### Exercise prompt
Could you print the data that follows exactly as given?

### Given data
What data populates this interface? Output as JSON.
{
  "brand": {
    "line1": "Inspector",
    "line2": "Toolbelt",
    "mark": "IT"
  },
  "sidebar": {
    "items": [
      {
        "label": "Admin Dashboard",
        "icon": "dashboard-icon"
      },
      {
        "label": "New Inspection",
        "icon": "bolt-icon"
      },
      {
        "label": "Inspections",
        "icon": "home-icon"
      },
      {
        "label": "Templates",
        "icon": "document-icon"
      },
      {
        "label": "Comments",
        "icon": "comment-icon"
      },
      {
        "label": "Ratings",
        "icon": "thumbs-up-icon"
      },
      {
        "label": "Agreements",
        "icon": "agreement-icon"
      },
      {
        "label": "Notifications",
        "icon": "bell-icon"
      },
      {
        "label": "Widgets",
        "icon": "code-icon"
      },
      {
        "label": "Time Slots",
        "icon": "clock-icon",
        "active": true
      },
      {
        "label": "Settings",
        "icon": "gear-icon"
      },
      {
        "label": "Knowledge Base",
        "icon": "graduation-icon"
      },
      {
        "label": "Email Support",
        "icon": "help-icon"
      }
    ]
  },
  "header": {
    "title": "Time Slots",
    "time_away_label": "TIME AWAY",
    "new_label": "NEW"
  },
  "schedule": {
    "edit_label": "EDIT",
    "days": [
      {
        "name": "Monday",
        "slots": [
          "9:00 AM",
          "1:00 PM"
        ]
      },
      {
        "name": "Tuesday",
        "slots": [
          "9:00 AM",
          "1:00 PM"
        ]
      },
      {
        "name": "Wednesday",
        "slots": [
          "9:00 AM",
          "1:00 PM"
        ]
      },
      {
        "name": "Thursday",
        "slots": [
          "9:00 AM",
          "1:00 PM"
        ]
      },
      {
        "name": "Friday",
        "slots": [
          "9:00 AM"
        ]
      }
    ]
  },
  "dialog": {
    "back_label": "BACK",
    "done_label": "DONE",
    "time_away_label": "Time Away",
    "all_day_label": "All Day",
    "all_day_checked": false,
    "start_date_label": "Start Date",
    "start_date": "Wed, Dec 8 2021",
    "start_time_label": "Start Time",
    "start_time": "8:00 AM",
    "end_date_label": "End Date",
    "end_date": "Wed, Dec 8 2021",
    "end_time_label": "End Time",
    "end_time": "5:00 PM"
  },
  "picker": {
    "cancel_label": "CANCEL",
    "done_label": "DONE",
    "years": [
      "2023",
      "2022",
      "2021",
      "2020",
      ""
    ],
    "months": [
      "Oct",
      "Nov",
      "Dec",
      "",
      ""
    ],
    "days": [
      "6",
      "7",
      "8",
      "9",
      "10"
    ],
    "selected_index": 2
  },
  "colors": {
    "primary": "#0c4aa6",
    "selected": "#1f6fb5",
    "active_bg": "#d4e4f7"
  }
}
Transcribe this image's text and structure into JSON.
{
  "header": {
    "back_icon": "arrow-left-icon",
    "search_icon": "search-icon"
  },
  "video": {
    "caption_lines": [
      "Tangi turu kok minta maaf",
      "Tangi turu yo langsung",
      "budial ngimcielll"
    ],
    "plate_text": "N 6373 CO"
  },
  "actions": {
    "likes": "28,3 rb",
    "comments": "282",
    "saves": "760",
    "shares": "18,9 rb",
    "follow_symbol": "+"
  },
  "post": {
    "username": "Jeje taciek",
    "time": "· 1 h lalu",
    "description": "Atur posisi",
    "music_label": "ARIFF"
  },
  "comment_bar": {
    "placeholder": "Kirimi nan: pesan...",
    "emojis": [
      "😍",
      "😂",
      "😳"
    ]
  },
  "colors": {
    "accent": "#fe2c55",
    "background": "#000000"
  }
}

### Answer space
What data populates this interface? Output as JSON.
{
  "brand": {
    "line1": "Inspector",
    "line2": "Toolbelt",
    "mark": "IT"
  },
  "sidebar": {
    "items": [
      {
        "label": "Admin Dashboard",
        "icon": "dashboard-icon"
      },
      {
        "label": "New Inspection",
        "icon": "bolt-icon"
      },
      {
        "label": "Inspections",
        "icon": "home-icon"
      },
      {
        "label": "Templates",
        "icon": "document-icon"
      },
      {
        "label": "Comments",
        "icon": "comment-icon"
      },
      {
        "label": "Ratings",
        "icon": "thumbs-up-icon"
      },
      {
        "label": "Agreements",
        "icon": "agreement-icon"
      },
      {
        "label": "Notifications",
        "icon": "bell-icon"
      },
      {
        "label": "Widgets",
        "icon": "code-icon"
      },
      {
        "label": "Time Slots",
        "icon": "clock-icon",
        "active": true
      },
      {
        "label": "Settings",
        "icon": "gear-icon"
      },
      {
        "label": "Knowledge Base",
        "icon": "graduation-icon"
      },
      {
        "label": "Email Support",
        "icon": "help-icon"
      }
    ]
  },
  "header": {
    "title": "Time Slots",
    "time_away_label": "TIME AWAY",
    "new_label": "NEW"
  },
  "schedule": {
    "edit_label": "EDIT",
    "days": [
      {
        "name": "Monday",
        "slots": [
          "9:00 AM",
          "1:00 PM"
        ]
      },
      {
        "name": "Tuesday",
        "slots": [
          "9:00 AM",
          "1:00 PM"
        ]
      },
      {
        "name": "Wednesday",
        "slots": [
          "9:00 AM",
          "1:00 PM"
        ]
      },
      {
        "name": "Thursday",
        "slots": [
          "9:00 AM",
          "1:00 PM"
        ]
      },
      {
        "name": "Friday",
        "slots": [
          "9:00 AM"
        ]
      }
    ]
  },
  "dialog": {
    "back_label": "BACK",
    "done_label": "DONE",
    "time_away_label": "Time Away",
    "all_day_label": "All Day",
    "all_day_checked": false,
    "start_date_label": "Start Date",
    "start_date": "Wed, Dec 8 2021",
    "start_time_label": "Start Time",
    "start_time": "8:00 AM",
    "end_date_label": "End Date",
    "end_date": "Wed, Dec 8 2021",
    "end_time_label": "End Time",
    "end_time": "5:00 PM"
  },
  "picker": {
    "cancel_label": "CANCEL",
    "done_label": "DONE",
    "years": [
      "2023",
      "2022",
      "2021",
      "2020",
      ""
    ],
    "months": [
      "Oct",
      "Nov",
      "Dec",
      "",
      ""
    ],
    "days": [
      "6",
      "7",
      "8",
      "9",
      "10"
    ],
    "selected_index": 2
  },
  "colors": {
    "primary": "#0c4aa6",
    "selected": "#1f6fb5",
    "active_bg": "#d4e4f7"
  }
}
Transcribe this image's text and structure into JSON.
{
  "header": {
    "back_icon": "arrow-left-icon",
    "search_icon": "search-icon"
  },
  "video": {
    "caption_lines": [
      "Tangi turu kok minta maaf",
      "Tangi turu yo langsung",
      "budial ngimcielll"
    ],
    "plate_text": "N 6373 CO"
  },
  "actions": {
    "likes": "28,3 rb",
    "comments": "282",
    "saves": "760",
    "shares": "18,9 rb",
    "follow_symbol": "+"
  },
  "post": {
    "username": "Jeje taciek",
    "time": "· 1 h lalu",
    "description": "Atur posisi",
    "music_label": "ARIFF"
  },
  "comment_bar": {
    "placeholder": "Kirimi nan: pesan...",
    "emojis": [
      "😍",
      "😂",
      "😳"
    ]
  },
  "colors": {
    "accent": "#fe2c55",
    "background": "#000000"
  }
}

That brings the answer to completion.